So, from my perspective as a guide and an angler raising a family here in Juneau, this is simply an effort to revive an old-growth logging industry that has cost taxpayers millions in subsidies, and that has been kept on government-sponsored hospice for the past two decades. Logging only works here in the damp, rotting temperate rainforest with tremendous financial inputs from taxpayers. The non-partisan watchdog group Taxpayers for Common Sense (TCS) estimates that, from 1999 to 2018, the Tongass timber program lost the Forest Service in excess of $30 million per year—or more than $600 million over the past two decades. From TCS’s Dec 17 public-comment letter to the Forest Service: “Fully exempting the Tongass from the Roadless Rule solely or primarily for the purpose of expanding timber sales is particularly unjustified and fiscally reckless given the Forest Service’s long history of losing millions of taxpayer dollars on these sales.”
I do believe sustainable timber harvest is not only possible, but necessary, even on the Tongass. But rolling back the Roadless Rule does not mark a path toward this important goal. The trees—themselves literally made of salmon—are far more valuable as a keystone link in a fish-producing system than the forest products they might produce. The U.S. National Forest System includes 193 million acres, and the Tongass, at nearly 17 million, produces more salmon than all the other National Forests combined. Two of the islands I routinely fish with clients and with my kids have twice as many brown bears as people. The bears and the trees need these fish much more than Japan or China needs raw logs. What’s clear to me and to almost everyone who actually lives here, is that the days of industrial scale logging in Southeast Alaska have come and gone. Despite all the tax dollars spent propping it up, the timber industry has contributed less than one percent to local economies over the last two decades. It’s not coming back. It shouldn’t come back.
As anglers, we have a vested interested in pushing back against this ill-advised and nostalgia-driven plan to repeal an effective and popular Forest Service rule. So even if you haven’t had a chance to hop a Beaver to fish with me yet, and even if you never get a chance to connect with salmon or steelhead reared in what we call America’s Salmon Forest, I hope that you, too, will consider contacting the Forest Service and your elected officials to let them know what you care about. The “development-for-development’s sake” folks who don't care for the fish like we do are watching closely, as full exemptions to the Roadless Rule are under consideration in a host of other western states.

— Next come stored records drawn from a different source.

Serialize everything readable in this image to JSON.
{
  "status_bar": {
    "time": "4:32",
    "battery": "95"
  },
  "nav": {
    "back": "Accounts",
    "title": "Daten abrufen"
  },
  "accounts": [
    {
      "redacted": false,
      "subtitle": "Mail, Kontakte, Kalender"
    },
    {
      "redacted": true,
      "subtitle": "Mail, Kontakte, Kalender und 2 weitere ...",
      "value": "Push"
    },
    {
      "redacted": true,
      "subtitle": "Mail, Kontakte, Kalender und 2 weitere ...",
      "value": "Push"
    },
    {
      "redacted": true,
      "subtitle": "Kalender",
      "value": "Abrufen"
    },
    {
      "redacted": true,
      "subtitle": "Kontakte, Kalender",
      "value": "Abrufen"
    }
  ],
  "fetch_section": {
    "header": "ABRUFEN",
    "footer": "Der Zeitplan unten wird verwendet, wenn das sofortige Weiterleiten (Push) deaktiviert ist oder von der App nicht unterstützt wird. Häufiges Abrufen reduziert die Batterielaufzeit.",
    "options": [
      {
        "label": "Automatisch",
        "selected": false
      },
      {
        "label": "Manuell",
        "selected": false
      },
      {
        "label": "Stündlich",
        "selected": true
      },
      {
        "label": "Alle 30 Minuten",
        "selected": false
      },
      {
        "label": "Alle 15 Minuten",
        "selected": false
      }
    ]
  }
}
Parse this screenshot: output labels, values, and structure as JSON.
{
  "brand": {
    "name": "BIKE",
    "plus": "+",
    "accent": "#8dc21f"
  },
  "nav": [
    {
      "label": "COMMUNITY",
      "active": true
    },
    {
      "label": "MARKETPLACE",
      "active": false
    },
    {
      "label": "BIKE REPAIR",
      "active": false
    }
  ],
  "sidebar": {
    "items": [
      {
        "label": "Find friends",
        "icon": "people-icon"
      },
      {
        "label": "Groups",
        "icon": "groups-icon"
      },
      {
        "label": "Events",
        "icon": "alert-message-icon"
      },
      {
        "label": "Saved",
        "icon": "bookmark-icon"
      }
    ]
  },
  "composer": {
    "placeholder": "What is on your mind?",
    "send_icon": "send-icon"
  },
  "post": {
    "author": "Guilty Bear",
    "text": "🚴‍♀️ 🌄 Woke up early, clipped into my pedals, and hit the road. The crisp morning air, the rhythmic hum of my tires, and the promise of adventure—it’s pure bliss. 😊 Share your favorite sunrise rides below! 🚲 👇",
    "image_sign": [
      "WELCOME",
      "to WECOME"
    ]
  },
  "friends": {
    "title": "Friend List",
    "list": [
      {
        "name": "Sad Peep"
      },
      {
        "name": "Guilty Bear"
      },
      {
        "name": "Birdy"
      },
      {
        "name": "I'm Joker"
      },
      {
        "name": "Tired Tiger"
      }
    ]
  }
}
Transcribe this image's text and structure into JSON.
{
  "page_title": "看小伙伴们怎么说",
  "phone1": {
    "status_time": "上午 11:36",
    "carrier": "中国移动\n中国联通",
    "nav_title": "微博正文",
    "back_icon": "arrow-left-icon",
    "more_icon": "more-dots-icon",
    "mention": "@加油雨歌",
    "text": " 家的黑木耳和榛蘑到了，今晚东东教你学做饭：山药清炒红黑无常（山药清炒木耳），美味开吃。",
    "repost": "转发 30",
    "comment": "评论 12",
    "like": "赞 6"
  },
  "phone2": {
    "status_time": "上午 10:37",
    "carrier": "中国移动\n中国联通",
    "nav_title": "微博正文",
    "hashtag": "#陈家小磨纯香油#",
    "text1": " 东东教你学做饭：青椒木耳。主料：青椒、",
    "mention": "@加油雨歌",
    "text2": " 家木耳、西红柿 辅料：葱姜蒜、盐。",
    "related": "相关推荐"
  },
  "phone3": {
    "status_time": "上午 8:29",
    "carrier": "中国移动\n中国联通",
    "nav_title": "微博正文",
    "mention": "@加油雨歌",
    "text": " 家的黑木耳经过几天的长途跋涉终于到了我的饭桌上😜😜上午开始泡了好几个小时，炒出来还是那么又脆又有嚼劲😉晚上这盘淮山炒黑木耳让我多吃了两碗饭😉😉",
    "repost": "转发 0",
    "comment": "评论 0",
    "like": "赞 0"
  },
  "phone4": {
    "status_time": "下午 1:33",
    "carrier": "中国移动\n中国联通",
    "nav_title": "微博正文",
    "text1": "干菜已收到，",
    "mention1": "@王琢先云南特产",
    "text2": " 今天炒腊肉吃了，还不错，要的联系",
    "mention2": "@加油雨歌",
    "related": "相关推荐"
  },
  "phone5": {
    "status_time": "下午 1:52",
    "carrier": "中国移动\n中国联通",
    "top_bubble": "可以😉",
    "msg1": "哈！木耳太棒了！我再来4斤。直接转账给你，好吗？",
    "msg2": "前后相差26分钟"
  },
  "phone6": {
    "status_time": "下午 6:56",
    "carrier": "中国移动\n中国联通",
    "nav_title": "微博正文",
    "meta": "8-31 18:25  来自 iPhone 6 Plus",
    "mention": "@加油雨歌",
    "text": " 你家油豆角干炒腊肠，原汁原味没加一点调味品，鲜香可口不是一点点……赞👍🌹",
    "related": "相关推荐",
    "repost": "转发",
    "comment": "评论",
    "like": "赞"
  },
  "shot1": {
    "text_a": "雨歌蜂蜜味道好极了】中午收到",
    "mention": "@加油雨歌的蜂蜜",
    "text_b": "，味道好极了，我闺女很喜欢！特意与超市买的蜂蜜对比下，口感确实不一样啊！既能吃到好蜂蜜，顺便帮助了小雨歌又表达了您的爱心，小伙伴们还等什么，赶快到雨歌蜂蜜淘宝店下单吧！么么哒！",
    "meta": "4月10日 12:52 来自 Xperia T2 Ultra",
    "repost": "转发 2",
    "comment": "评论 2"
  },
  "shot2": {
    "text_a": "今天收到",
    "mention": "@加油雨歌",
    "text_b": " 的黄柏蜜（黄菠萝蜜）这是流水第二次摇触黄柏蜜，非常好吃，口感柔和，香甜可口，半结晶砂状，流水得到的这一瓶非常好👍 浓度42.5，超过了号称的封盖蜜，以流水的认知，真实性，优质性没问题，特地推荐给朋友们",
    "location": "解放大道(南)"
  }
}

Kevin Maier teaches in the environmental humanities at the University of Alaska Southeast. He guides for Juneau-based Bear Creek Outfitters in the summer, and spends the rest of his time chasing his two boys around on skis and bikes.